──────── Record extracts ────────

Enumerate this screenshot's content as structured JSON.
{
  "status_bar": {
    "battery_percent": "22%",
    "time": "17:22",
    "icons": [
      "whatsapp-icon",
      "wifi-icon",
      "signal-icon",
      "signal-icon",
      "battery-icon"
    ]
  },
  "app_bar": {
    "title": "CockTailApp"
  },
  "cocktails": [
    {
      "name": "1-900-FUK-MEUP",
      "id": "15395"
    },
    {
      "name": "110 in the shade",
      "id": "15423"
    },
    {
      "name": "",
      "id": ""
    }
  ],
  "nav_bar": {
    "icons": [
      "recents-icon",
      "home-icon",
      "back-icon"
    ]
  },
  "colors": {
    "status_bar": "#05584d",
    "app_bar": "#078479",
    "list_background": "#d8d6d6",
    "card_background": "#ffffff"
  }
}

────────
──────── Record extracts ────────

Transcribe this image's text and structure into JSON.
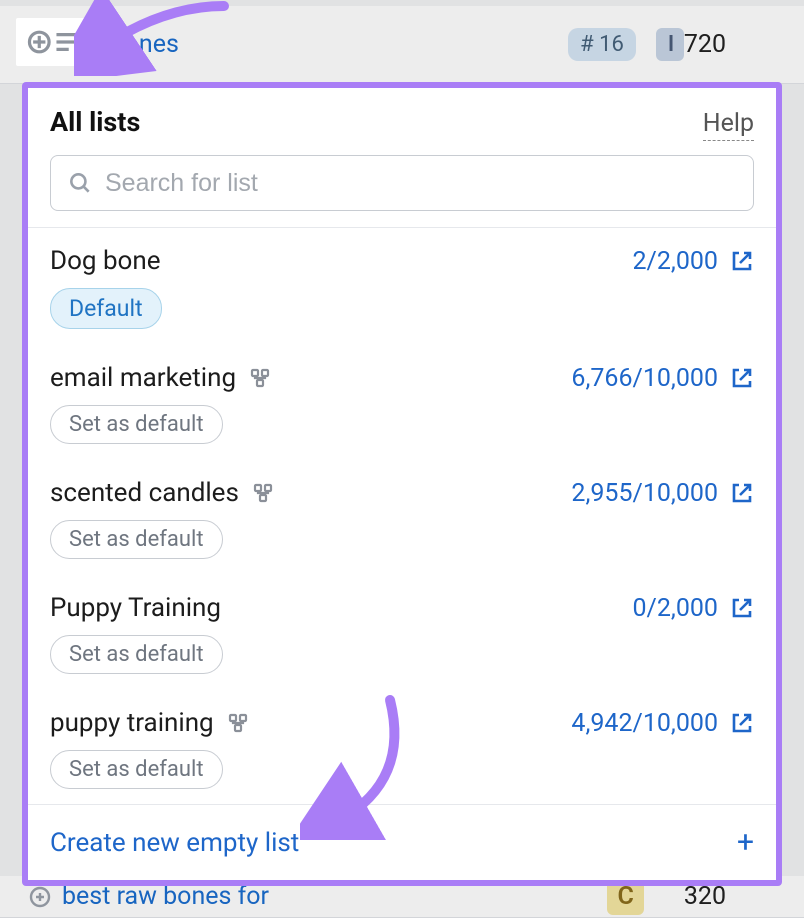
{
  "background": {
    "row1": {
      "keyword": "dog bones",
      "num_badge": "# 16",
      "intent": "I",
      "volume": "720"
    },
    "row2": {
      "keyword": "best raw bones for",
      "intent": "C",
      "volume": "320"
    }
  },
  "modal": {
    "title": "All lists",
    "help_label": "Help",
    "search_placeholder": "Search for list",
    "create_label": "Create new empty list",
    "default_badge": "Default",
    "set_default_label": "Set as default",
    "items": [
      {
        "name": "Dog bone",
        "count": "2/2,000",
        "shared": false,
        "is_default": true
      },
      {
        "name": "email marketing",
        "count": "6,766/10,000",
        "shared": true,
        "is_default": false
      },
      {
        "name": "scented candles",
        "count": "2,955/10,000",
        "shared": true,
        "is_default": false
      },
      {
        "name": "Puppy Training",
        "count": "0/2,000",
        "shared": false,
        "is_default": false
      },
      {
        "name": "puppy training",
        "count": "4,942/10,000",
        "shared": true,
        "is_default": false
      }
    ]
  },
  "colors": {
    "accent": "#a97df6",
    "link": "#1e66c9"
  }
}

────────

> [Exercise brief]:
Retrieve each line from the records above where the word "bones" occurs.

> [Solution to this exercise]:
      "keyword": "dog bones",
      "keyword": "best raw bones for",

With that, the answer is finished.